The mosaic pavement is an old symbol of the Order. It is met with in the earliest Rituals of the eighteenth century. It is classed among the ornaments of the Lodge in combination with the indented tassel and the blazing star. Its parti-colored stones of black and white have been readily and appropriately interpreted as symbols of the evil and good of human life.
An order in architecture is a system or assemblage of parts subject to certain uniform established proportions regulated by the office which such part has to perform, so that the disposition, in a peculiar form, of the members and ornaments, and the proportion of the columns and pilasters, is called an order.
There are five orders of architecture, the Doric, Ionic, Corinthian, Tuscan, and Composite-the first three being of Greek and the last two of Italian origin (see each in this work under its respective title).
Considering that the orders of architecture must have constituted one of the most important subjects of contemplation to the Operative Masons of the Middle Ages, and that they afforded a fertile source for their symbolism, it is strange that so little allusion is made to them in the primitive lectures and in the earliest catechisms of the eighteenth century.
In the earliest catechism extant, they are simply enumerated and said to answer "to the base, perpendicular, diameter, circumference, and square" but no explanation is given of this reference. Nor sire they referred to in the Legend of the Craft, or in any of the Old Constitutions.
Preston however, introduced them into his system of lectures, and designated the three most ancient orders-the Ionic, Doric, and Corinthian-as symbols of wisdom, strength, and beauty, and referred them to the three original Grand Masters.

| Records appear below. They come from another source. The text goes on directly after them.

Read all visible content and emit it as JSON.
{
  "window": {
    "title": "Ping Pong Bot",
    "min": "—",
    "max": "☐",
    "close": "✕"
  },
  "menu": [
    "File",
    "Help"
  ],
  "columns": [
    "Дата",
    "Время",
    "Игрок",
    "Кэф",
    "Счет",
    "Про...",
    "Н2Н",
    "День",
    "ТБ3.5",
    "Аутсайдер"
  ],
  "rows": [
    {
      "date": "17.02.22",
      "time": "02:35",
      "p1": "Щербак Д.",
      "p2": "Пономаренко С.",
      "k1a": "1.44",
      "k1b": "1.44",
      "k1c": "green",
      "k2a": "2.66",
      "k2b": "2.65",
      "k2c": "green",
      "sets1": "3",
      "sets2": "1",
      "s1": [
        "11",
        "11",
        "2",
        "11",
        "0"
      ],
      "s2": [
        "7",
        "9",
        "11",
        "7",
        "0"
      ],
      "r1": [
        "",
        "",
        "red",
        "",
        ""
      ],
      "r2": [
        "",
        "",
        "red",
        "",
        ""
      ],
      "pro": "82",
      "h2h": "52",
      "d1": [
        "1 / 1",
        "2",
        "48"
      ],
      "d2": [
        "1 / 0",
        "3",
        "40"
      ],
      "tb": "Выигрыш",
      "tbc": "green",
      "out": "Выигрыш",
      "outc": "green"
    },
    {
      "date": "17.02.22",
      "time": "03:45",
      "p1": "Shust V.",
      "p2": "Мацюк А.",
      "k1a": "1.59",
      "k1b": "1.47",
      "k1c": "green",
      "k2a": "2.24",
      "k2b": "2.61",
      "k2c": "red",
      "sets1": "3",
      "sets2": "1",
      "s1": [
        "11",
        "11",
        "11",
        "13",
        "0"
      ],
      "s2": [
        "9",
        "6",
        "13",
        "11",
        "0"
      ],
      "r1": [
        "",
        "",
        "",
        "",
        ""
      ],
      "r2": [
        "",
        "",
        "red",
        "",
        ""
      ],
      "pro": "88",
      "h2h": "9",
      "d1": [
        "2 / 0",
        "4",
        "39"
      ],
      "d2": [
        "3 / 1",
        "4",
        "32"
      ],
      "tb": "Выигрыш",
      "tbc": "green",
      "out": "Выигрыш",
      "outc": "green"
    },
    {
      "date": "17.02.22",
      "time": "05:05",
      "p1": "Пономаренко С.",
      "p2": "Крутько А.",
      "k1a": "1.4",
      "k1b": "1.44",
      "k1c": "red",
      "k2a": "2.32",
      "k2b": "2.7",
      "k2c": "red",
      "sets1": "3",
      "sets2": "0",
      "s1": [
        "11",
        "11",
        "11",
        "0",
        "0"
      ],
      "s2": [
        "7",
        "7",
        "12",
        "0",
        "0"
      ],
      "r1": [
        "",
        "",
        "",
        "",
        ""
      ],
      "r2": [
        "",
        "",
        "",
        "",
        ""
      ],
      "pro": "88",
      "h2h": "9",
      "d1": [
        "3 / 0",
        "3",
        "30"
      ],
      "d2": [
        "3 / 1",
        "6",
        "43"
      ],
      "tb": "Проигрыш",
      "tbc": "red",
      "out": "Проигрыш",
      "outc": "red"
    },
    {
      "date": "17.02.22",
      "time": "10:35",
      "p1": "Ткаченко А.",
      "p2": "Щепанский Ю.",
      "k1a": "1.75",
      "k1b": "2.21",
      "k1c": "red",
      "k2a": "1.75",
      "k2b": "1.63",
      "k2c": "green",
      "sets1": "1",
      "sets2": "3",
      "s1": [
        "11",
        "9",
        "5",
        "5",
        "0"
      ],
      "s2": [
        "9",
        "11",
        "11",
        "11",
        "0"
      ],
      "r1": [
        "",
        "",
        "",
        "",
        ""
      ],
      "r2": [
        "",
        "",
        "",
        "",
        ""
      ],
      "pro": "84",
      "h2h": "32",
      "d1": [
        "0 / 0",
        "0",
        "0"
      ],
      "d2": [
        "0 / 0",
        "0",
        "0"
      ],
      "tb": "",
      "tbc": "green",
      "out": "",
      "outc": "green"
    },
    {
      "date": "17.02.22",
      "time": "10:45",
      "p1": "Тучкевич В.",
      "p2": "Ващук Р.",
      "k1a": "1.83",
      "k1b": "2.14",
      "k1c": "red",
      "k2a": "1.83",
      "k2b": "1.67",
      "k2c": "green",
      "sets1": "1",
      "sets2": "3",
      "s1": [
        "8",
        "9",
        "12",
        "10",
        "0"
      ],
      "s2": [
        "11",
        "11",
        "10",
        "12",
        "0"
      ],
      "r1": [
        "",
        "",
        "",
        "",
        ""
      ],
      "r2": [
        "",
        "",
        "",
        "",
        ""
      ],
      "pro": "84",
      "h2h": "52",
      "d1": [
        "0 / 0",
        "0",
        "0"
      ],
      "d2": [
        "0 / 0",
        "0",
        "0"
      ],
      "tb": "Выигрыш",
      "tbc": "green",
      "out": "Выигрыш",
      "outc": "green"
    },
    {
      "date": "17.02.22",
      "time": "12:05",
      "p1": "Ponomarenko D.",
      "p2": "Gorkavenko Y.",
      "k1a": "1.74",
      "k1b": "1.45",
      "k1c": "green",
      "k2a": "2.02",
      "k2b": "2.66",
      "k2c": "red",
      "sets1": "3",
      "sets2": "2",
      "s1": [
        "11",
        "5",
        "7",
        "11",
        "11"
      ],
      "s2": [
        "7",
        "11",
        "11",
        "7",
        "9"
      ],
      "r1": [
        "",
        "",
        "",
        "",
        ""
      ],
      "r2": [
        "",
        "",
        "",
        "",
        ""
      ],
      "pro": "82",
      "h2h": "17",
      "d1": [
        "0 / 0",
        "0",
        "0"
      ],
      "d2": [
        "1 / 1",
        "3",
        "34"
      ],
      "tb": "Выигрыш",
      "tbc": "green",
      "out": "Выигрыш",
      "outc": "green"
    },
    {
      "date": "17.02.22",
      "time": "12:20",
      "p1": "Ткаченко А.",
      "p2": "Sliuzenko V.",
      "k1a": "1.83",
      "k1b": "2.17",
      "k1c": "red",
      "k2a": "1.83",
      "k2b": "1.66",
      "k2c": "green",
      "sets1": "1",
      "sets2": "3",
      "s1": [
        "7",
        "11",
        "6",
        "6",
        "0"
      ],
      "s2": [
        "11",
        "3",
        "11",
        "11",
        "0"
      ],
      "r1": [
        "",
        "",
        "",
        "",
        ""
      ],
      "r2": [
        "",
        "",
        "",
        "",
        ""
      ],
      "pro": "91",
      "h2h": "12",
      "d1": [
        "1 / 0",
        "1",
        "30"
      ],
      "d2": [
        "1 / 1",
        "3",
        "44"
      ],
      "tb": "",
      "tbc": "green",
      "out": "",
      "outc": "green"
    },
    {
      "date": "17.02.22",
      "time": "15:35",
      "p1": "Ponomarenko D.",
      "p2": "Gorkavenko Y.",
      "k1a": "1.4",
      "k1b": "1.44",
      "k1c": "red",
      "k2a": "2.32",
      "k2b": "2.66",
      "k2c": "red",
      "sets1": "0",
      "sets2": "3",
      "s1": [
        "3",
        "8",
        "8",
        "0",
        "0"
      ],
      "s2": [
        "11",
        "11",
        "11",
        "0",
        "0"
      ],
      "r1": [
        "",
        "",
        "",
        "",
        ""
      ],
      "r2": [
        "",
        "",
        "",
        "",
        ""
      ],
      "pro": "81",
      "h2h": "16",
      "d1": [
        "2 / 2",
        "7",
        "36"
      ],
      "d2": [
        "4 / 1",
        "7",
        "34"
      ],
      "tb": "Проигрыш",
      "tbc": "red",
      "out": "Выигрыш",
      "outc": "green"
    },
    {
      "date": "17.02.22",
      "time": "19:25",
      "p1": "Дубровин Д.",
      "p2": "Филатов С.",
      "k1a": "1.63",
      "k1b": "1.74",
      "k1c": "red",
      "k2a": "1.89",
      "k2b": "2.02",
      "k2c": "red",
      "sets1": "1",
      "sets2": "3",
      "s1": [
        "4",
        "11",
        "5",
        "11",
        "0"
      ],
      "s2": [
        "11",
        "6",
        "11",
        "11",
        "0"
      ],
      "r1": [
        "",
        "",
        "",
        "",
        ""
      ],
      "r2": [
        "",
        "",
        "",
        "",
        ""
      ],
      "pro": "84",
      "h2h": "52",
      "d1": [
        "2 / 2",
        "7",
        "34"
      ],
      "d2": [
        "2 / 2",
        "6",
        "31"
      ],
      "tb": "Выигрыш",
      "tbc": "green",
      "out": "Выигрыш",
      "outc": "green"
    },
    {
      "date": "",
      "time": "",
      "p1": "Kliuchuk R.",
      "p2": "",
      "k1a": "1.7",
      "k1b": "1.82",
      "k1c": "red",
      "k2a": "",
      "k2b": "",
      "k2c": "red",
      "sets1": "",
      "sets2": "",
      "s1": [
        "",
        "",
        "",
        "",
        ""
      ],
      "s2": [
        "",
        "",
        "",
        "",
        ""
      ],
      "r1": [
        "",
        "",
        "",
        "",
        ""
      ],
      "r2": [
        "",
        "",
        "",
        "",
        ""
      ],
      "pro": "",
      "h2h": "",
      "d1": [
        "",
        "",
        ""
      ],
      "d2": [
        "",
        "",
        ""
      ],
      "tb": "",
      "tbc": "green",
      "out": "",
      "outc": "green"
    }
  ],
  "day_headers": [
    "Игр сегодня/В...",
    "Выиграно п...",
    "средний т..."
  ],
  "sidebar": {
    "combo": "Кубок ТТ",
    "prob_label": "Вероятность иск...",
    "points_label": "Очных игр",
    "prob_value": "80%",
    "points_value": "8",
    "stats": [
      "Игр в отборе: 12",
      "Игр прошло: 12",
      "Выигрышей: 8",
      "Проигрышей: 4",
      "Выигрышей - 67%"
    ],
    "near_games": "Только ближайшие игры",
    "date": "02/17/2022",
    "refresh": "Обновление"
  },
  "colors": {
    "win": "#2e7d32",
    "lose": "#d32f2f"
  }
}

This symbolism has ever since been retained; and, notwithstanding the reticence of the earlier ritualists, there is abundant evidence, in the architectural remains of the Middle Ages, that it was known to the old Operative Freemasons.
"The grammer rules instruct the tongue and pen,
Rhetoric teaches eloquence to men;
By logic we are taught to reason well,
Music has claims beyond our power to tell;
The use of numbers, numberless we find;
Geometry gives measure to mankind.
The heavenly system elevates the mind.
All those, and many secrets more,
The Masons taught in days of yore."
During the so-called Dark Ages what few scholars there were in Europe devoted themselves almost entirely to studies that had little or no connection with human life; they debated such questions as, What are the attributes of Deity? What are angels? What are demons? What is being? What is existence? How many angels can stand on the point of a needle? etc.
After the great Revival of Learning had come, with its rediscovery of history, of nature, of human life, and of classical literature, the scholars turned from the old subjects to themes that were nearer to life—history, the arts, science, politics, and so on.
The men who took up these studies were called Humanists because they were more interested in questions related to the life and needs of humanity than they were to the dry-as-dust discussion of metaphysics; and they urged in favour of their new studies that they would "humanise" men who would pursue them.